With a $295 million shortfall facing our state, the time has come to enact comprehensive reform that closes the loopholes multi-state corporations exploit to avoid paying the same taxes our Rhode Island-owned small businesses are paying. Although several changes were made to curtail corporate tax-avoidance strategies in 2007, the reforms were piecemeal and widely believed to be ineffective as companies quickly found new ways of sheltering their profits.
One of the tricks many multi-state or multi-national corporations use to dodge state taxes is to hide their Rhode Island profit in a “shell” corporation or other out-of-state entity that is not subject to our state’s taxes. In response to this problem, we have introduced legislation that would stop this end-run by implementing “combined reporting” in Rhode Island. Under combined reporting, corporations that have businesses in other states or countries must combine all subsidiaries as a unitary entity and then pay taxes to Rhode Island based on the percentage of net business profit or loss generated by its Rhode Island operations. Under combined reporting, tax liability is determined by the level of corporate in-state activity, not by the sophistication of corporate structure.

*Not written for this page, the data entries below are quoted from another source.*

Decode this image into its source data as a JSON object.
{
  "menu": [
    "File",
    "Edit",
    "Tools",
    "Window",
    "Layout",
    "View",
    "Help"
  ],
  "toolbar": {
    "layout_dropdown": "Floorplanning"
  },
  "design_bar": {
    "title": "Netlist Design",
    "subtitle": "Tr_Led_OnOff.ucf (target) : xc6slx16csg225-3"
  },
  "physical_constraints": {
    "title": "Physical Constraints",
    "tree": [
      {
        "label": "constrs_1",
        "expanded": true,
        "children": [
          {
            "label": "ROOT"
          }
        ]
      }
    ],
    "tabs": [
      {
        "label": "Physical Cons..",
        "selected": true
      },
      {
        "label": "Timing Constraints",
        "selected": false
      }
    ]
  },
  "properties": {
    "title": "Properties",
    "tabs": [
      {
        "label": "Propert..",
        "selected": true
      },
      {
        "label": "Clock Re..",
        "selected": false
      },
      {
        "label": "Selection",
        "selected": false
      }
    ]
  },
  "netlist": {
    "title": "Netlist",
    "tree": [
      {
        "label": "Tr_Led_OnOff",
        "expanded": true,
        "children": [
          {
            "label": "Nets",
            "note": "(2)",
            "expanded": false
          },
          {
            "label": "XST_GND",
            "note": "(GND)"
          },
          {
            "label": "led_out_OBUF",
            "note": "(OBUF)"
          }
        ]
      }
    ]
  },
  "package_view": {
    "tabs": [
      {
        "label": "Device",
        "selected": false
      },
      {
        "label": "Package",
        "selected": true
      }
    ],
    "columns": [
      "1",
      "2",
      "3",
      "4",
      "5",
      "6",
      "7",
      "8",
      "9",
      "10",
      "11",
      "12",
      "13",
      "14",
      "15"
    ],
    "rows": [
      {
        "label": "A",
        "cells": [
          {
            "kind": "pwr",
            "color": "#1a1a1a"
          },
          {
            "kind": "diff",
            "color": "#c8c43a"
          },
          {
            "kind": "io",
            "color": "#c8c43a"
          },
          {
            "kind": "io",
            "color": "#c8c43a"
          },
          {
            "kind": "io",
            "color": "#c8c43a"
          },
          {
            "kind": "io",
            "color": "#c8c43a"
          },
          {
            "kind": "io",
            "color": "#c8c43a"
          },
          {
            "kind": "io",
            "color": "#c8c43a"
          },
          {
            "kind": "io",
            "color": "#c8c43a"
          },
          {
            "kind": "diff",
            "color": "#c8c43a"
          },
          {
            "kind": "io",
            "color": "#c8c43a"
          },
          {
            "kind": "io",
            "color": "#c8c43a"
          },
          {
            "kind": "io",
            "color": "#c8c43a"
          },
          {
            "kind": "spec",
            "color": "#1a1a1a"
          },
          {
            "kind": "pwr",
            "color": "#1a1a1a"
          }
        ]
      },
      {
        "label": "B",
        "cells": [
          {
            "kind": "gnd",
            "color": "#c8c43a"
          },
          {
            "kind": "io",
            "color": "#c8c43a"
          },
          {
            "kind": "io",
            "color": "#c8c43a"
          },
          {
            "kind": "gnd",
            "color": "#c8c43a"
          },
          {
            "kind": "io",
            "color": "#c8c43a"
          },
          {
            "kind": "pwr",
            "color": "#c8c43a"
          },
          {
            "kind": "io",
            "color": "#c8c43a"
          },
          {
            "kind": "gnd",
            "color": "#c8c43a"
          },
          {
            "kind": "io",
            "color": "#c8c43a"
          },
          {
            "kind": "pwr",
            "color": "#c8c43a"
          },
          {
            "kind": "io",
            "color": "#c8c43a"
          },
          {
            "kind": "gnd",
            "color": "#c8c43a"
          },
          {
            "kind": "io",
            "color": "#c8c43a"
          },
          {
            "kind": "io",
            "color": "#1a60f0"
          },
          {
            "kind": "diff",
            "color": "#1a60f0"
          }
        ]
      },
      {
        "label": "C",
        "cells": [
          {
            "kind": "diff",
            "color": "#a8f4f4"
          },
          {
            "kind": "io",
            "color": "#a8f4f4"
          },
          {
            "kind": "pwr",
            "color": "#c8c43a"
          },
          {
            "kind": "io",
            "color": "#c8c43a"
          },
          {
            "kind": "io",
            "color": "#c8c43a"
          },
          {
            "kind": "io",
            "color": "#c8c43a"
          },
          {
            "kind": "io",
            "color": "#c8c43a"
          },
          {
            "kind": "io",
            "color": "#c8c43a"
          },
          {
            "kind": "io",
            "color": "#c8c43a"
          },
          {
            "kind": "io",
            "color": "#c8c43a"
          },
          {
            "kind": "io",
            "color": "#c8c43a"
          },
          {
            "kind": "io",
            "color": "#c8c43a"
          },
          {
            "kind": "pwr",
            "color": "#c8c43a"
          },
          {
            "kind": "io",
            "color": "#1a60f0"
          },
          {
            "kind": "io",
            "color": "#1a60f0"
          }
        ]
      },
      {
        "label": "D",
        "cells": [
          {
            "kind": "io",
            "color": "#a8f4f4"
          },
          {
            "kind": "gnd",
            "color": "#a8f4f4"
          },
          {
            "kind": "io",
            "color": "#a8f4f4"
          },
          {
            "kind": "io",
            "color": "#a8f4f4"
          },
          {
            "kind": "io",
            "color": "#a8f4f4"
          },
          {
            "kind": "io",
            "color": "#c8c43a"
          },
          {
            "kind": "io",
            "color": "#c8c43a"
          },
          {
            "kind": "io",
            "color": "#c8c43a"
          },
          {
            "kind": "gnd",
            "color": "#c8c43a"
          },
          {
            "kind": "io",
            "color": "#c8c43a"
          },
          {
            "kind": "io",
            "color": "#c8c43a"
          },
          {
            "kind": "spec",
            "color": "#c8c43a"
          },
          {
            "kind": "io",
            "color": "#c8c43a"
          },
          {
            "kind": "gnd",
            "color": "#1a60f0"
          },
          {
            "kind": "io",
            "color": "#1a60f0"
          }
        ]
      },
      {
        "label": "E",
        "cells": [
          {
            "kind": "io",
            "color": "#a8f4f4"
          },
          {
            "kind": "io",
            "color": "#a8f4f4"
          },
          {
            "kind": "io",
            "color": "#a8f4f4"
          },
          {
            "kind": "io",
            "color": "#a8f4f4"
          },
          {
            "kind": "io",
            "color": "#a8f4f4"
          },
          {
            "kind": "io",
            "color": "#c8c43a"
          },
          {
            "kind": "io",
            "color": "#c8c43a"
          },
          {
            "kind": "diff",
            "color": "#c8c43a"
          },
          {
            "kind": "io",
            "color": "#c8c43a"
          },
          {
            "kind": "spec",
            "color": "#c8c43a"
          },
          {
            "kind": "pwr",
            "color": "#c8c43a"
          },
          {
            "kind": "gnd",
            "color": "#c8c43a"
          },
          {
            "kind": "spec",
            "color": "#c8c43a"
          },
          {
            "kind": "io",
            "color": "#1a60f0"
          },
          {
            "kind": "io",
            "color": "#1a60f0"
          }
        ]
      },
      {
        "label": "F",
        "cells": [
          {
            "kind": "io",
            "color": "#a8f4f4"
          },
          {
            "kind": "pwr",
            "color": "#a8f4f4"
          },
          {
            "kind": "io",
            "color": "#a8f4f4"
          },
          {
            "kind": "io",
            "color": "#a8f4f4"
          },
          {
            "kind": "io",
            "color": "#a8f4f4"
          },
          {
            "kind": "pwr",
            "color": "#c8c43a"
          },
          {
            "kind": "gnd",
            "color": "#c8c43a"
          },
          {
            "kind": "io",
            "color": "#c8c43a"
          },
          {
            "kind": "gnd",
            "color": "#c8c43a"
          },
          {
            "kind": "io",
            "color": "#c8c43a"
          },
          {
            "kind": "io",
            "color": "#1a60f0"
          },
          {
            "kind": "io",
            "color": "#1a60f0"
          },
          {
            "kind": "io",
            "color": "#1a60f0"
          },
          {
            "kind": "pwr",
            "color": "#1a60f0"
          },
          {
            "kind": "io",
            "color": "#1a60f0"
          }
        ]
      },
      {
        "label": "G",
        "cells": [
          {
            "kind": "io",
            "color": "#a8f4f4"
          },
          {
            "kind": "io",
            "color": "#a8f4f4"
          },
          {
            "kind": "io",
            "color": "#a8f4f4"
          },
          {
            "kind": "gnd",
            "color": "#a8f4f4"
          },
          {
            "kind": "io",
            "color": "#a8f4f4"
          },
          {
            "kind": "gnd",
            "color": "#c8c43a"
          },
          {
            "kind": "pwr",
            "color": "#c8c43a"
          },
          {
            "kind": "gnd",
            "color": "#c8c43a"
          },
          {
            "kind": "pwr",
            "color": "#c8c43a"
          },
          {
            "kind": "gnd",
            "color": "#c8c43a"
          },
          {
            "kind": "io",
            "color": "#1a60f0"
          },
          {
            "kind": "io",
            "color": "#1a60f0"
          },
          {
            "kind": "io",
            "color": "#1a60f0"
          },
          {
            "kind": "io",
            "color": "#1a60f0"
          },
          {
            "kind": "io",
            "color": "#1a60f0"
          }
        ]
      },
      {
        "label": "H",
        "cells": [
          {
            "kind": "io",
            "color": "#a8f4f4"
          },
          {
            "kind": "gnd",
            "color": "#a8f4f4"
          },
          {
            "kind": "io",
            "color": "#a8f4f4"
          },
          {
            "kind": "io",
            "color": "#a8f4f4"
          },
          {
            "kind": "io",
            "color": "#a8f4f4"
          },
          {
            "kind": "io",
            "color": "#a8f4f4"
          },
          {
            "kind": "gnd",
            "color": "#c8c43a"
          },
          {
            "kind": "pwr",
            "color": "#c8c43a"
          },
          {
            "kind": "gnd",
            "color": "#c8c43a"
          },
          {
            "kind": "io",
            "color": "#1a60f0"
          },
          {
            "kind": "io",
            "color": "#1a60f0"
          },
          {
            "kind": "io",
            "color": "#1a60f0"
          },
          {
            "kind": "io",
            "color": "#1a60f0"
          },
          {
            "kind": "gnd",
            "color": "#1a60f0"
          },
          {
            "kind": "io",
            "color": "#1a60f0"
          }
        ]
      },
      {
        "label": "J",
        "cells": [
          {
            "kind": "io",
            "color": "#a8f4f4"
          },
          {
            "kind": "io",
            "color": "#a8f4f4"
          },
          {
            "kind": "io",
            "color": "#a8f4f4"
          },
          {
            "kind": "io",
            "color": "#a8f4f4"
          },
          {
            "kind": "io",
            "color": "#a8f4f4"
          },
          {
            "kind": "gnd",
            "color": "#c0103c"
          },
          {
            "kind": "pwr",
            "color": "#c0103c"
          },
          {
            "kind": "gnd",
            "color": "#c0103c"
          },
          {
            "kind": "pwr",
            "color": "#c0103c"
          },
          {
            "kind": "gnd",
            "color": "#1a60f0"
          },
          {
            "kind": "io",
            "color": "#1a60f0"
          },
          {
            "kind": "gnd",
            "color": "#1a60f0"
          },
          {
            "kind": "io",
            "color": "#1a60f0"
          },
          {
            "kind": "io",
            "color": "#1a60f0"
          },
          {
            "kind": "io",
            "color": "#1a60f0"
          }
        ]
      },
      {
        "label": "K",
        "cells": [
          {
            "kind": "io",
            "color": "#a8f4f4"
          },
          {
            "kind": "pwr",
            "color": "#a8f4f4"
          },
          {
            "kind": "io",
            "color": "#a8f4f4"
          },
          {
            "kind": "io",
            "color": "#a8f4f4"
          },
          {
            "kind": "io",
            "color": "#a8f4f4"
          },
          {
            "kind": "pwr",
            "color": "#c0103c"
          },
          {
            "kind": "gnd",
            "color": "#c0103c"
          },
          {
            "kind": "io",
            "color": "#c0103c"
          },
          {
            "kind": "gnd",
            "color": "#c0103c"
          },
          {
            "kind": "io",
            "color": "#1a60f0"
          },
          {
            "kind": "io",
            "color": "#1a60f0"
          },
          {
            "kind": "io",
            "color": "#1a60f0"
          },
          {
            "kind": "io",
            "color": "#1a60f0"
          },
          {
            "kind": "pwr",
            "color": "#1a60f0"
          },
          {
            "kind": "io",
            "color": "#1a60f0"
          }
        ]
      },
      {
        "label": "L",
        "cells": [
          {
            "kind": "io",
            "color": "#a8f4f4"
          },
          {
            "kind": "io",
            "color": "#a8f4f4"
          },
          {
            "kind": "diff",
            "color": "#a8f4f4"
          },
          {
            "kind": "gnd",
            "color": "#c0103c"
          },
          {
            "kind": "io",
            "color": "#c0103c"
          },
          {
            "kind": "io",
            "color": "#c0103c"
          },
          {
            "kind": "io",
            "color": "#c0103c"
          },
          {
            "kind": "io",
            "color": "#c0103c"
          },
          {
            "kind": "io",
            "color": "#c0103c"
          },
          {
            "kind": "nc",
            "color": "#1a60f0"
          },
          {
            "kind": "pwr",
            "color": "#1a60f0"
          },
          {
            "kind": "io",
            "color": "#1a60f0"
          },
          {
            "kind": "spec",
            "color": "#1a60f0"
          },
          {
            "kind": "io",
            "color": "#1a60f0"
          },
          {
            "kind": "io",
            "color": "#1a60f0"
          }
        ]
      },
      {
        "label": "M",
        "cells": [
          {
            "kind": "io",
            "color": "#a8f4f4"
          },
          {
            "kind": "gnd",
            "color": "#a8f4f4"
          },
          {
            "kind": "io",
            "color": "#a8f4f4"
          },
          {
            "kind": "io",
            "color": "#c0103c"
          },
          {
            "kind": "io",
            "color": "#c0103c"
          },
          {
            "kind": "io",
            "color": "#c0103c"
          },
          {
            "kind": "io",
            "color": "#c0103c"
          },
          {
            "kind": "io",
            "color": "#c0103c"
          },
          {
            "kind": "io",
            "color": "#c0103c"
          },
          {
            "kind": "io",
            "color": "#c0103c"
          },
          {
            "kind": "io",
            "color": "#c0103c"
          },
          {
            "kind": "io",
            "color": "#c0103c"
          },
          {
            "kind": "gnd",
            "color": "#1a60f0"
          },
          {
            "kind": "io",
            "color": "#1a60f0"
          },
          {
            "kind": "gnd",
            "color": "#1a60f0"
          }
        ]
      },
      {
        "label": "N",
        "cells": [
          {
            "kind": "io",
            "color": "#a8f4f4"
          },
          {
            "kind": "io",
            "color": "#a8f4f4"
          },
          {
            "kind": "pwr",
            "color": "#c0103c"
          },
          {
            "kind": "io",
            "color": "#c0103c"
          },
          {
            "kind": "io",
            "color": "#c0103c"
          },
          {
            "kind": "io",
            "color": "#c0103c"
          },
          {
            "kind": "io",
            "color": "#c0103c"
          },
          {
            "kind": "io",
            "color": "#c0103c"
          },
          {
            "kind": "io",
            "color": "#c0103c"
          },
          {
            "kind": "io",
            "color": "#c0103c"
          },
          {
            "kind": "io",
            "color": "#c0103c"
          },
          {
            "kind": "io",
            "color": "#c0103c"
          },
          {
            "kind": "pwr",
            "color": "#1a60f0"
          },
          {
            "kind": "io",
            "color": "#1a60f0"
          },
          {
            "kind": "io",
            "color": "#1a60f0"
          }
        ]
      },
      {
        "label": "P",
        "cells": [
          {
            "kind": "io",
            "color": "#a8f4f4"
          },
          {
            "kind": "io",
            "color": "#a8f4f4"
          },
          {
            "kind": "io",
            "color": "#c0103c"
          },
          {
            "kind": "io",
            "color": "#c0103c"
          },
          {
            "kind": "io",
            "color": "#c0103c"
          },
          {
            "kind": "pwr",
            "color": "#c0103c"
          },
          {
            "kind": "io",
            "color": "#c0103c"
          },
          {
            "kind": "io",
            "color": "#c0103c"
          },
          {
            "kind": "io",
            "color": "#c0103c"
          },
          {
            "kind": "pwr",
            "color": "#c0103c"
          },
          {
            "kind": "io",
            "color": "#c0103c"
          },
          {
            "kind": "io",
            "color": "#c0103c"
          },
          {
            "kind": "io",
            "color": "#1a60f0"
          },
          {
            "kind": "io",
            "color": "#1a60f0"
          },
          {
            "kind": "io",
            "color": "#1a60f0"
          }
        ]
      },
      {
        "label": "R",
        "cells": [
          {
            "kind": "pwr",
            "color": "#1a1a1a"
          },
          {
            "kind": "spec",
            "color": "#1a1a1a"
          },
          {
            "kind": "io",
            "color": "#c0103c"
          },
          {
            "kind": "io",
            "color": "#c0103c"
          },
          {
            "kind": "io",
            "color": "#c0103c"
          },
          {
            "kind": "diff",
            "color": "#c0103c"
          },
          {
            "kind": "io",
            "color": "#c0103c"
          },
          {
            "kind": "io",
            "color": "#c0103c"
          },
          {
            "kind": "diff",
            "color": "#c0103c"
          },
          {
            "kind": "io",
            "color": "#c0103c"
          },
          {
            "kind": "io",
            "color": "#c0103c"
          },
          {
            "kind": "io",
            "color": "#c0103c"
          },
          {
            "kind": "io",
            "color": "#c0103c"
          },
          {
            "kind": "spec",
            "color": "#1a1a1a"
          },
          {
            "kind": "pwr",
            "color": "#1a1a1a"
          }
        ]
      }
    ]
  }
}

The main arguments in opposition to ending the shell game will be simple, vociferous and unfounded. The first claim opponents will make is that combined reporting will create a huge administrative burden on corporations. Additionally, critics will say that corporations will leave the state and go to states without combined reporting, taking their jobs with them. But many of our state’s largest employers are already subject to combined reporting in other states.
CVS employs 6,300 people here, and operates in 21 combined reporting states, while Bank of America has 3,500 employees in the state and is in all 23 combined-reporting states. New York, Maine, Vermont and New Hampshire have combined reporting, and Massachusetts joined them in 2009. There are serious ongoing discussions about of enacting it in Connecticut as well. The momentum has shifted in New England and the country. A majority of states that collect corporation business taxes use the combined reporting method to appropriately capture taxes owed in-state. It is time for Rhode Island to join them.
Through combined reporting, Rhode Island not only stands to reclaim tax revenue from corporations that circumvent the system, but we also stand to level the playing field for our small businesses that play by the rules.
Combined reporting is not “raising” a tax on big businesses. It’s just stopping them from using a shell game to evade the taxes that our homegrown businesses are paying. It’s fair to all businesses, and it would help the state collect the money that it is owed — money our state needs now more than ever.